State Directives: The state will direct all agencies to incorporate the above Greenhouse Gas Reduction goals (GHG) into all regulations, current and future. No new regulation can be issued that negatively impacts the GHG goals. The state will require that the Climate Action Plan, sea level rise scenarios, temperature scenarios, and precipitation scenarios be incorporated into all regulations, current and future.
The state will require that, in any decision with respect to the purchase and use of equipment and goods; the siting, construction, and maintenance of State buildings; the assignment of agency personnel; the planning, design, and operation of State infrastructure; and the issuance of grants and funding for any of the foregoing, shall consider the State’s greenhouse gas emissions reduction targets.
Such directives and requirements will lead to the electricification of state fleets of vehicles, equipment and buildings. Further, DNREC is required to report every two years on the progress being made to implement the climate action plan. This report has to include actions taken by all agencies to reduce the impacts of climate change and increase resiliency and reduce emissions.
This bill will require updating the climate action plan every 5 years to include specific actions to further reduce emissions, monitor our progress, and what we need to do to course-correct going forward.
In preparing each update to the Climate Action Plan, the Department shall:
- Provide opportunities for public input throughout the development of the plan, plan, including strategies that seek input from over-burdened and under-resourced communities.
- Make the proposed plan available to the public.
- Consult with State agencies and local governments.
- Consider the current scientific understanding of climate change, current data on statewide greenhouse gas emissions, and the sea level rise scenarios, heat scenarios, and precipitation scenarios developed by the Technical Committee on Climate Scenarios.

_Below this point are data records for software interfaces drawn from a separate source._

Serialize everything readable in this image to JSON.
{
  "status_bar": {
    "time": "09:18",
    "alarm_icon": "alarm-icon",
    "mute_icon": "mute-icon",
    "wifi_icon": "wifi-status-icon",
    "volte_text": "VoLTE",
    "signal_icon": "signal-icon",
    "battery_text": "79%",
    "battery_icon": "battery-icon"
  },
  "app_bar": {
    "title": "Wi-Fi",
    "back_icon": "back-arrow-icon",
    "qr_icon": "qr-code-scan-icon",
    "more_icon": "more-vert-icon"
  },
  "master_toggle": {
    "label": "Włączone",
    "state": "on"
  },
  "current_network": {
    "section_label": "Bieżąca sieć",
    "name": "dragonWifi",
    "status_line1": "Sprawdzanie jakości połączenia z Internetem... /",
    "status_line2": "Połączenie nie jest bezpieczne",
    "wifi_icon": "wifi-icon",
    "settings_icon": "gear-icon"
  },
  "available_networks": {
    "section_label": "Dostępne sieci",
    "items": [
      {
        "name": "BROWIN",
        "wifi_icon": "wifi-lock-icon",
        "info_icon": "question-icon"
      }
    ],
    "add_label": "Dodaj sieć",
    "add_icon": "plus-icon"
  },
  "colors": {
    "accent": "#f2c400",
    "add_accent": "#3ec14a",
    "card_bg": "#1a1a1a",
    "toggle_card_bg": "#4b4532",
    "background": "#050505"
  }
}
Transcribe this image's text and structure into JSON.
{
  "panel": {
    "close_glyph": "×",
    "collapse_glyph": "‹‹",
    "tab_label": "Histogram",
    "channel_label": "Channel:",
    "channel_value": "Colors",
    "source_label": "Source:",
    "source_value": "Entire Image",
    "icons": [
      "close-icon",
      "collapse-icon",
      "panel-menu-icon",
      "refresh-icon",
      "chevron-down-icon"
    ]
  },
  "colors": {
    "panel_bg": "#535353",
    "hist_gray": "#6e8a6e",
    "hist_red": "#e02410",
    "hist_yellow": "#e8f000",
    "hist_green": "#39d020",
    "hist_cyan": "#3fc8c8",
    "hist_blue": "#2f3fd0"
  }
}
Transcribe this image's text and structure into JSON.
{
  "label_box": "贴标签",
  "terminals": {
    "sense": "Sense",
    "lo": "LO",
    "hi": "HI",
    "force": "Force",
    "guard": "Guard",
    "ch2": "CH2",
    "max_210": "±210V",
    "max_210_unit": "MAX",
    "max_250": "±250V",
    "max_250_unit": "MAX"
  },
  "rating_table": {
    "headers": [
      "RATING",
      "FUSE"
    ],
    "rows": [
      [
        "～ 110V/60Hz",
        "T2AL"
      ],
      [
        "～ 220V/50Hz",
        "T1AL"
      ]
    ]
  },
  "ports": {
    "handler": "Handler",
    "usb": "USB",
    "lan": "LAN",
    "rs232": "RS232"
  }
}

- Consider provisions to ensure equitable implementation of greenhouse gas reduction measures and adaptation and resiliency measures.
The bill brings back the Delaware Energy Office and is now required to develop and update (not just facilitate) the creation of a 5 year energy plan every 5 years. The bill also creates a new technical committee to create and maintain scenarios for the state on sea level rise, temperature, and precipitation every five years.
|House Bill 220 Sponsors||Yes Votes||No Votes|
|Wilson, Anton, Baumbach, Kowalko, Lambert, Lynn|
|Current Status: Tabled in House Committee|
House Bill 220 is a Constitutional Amendment that will seek to conserve, protect and maintain our state’s natural resources. The Amendment would enshrine residents’ right to a clean and healthy environment in the Delaware Constitution.
The measure would add language to the Constitution stating that Delawareans have “an inherent, indefeasible and inalienable right to a clean and healthy environment, including water, air, soil, flora, fauna, ecosystems and climate, and to the preservation of the natural, cultural, scenic and healthful qualities of the environment.”
Under HB 220, the state would not be able to infringe upon those rights “by action or inaction,” while making clear that Delaware’s natural resources are the common property of all residents. All branches, agencies and political subdivisions of the state would serve as trustee of those resources and be responsible for conserving, protecting, and maintaining them.
If the General Assembly passes the Green Amendment, Delaware would join other states that have or are seeking similar provisions, in their respective constitutions, creating the same inherent and inalienable rights for their citizens.